There are two outstanding examples of altarpieces belonging to the International Gothic style, the altarpiece of Saint Catherine of Alexandria, currently located in the chapel of the left side apse, and the altarpiece of the Virgin of Hope between Saint Giles Abbot and Saint Francis of Assisi, which presides over the chapel of the right side apse, its place of destination.

The first of these is an exquisite work, small in size, offered by an unidentified member of the clergy who appears as a praying figure at the feet of the titular saint, to the collegiate church of Tudela, in the second decade of the 15th century. The second large altarpiece was commissioned by Don Francisco de Villaespesa (+1421), chancellor of the kingdom of Navarre from 1397, staff , to decorate his funerary chapel, which was contracted to the painter Bonanat Zahortiga, a resident of Zaragoza, who undertook to complete it on 1 November 1412 for the sum of three hundred gold florins of Aragonese gold. Chancellor Villaespesa's origins in Teruel justify the choice of an Aragonese painter for the altarpiece, especially as in the early 15th century Nicolás Zahortiga enjoyed B professional prestige among his official document as a painter of altarpieces in his workshop in Saragossa for various towns in the kingdom of Aragon.

Virgen de la Esperanza with Don Francisco Villaespesa and Doña Isabel de Ujué.  Bonanat Zahortiga, 1412

Virgen de la Esperanza with Don Francisco Villaespesa and Doña Isabel de Ujué.
Bonanat Zahortiga, 1412
Tudela Cathedral


In the second half of the 15th century, the altarpieces of Navarre openly manifested the naturalistic tendency of Flemish and Germanic origin, received through the arrival of foreign painters who came to work in the old kingdom, and the importation of works, among which the prints of the Alsatian master Martín Schongauer occupy a prominent place.

Once again, the collegiate church of Santa María la Blanca in Tudela was the focus of attention, with its main altarpiece, contracted in April 1487 with the painters Diego del Águila and Pedro de Oviedo, a grandiose work that was to be completed in 1494. The bishop of Tarazona and dean of Tudela at the time was Andrés Martínez Ferriz (1478-1495), whose presence may have been decisive in the choice of the main author of the work, Pedro de Oviedo or Díaz de Oviedo, painter of the altarpiece of Saint Andrew the Apostle for the prelate's funeral chapel in Tarazona cathedral, executed between 1486 and 1490, of which a panel is preserved in the Museum of Navarre in Pamplona.

Other altarpieces by Díaz de Oviedo in Navarre for which documentation survives, such as the altarpiece of Saint Mark the Evangelist for the church of Nuestra Señora del Romero in Cascante, commissioned in Tarazona in March 1509 by Marcos Miguel Garcés, canon of Tarazona cathedral and vicar of Cascante, completed the following year, may be his last surviving work in Navarre.

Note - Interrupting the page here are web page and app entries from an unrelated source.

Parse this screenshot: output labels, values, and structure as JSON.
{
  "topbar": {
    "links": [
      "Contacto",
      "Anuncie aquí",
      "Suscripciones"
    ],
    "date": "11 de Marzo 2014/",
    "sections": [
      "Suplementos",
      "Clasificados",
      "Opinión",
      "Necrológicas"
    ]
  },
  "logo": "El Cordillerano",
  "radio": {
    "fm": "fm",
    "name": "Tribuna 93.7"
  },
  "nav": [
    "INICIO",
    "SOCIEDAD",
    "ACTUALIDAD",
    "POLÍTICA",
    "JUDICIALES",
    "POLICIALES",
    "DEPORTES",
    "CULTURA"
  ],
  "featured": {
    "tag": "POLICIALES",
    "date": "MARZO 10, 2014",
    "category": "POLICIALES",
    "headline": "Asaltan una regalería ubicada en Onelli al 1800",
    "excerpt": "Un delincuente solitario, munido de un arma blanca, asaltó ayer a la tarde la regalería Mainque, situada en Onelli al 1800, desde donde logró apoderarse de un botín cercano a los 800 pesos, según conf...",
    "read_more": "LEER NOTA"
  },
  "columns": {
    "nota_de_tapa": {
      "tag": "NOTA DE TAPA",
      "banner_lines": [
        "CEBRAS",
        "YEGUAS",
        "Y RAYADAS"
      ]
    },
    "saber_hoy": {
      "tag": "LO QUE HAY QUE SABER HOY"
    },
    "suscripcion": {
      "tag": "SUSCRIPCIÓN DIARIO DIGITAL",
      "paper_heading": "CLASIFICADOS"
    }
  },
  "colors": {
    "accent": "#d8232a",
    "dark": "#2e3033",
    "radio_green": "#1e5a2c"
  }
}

Some other important works can be attributed to his circle of collaborators, such as the altarpiece of the Visitation in the parish church of Santa María de Los Arcos, in the Merindad de Estella.

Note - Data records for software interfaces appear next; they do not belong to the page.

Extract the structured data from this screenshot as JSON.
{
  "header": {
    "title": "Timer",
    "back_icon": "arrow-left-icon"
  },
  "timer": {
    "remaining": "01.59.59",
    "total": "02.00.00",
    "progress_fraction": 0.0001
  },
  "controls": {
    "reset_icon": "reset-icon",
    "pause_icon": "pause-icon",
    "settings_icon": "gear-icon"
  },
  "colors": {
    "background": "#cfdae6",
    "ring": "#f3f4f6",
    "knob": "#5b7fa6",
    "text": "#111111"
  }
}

In the cathedral of Santa María de Pamplona there are two magnificent altarpieces, chronologically contemporary and by the same workshop, which were commissioned by Don Pedro Marcilla de Caparroso, a knight from Pamplona, in the early 16th century for his funerary chapel located in the first southern chapel of the ambulatory. They are the work of a painter of trans-Pyrenean origin, a connoisseur of European Franco-Flemish art, with great originality in his iconographic compositions.

The first, known as the altarpiece of the Christ of Caparroso or "of the prophets", currently located in the chapel of Santa Cristina on the Gospel side, is presided over by a magnificent round crucifix with sixteen painted figures of Christ's ancestors with phylacteries with texts alluding to Christ's sacrifice on the cross. Its companion, dedicated to the Incredulity of Saint Thomas the Apostle, was completed in 1507, according to the accompanying registration , and it contains the portraits of the donors with their children, accompanied by their heraldic arms.

Preparation of the Holy Cross Altarpiece of the Incredulity of St. Thomas the Apostle, 1507

Preparation of the Holy Cross
Altarpiece of the Incredulity of Saint Thomas the Apostle, 1507
Pamplona Cathedral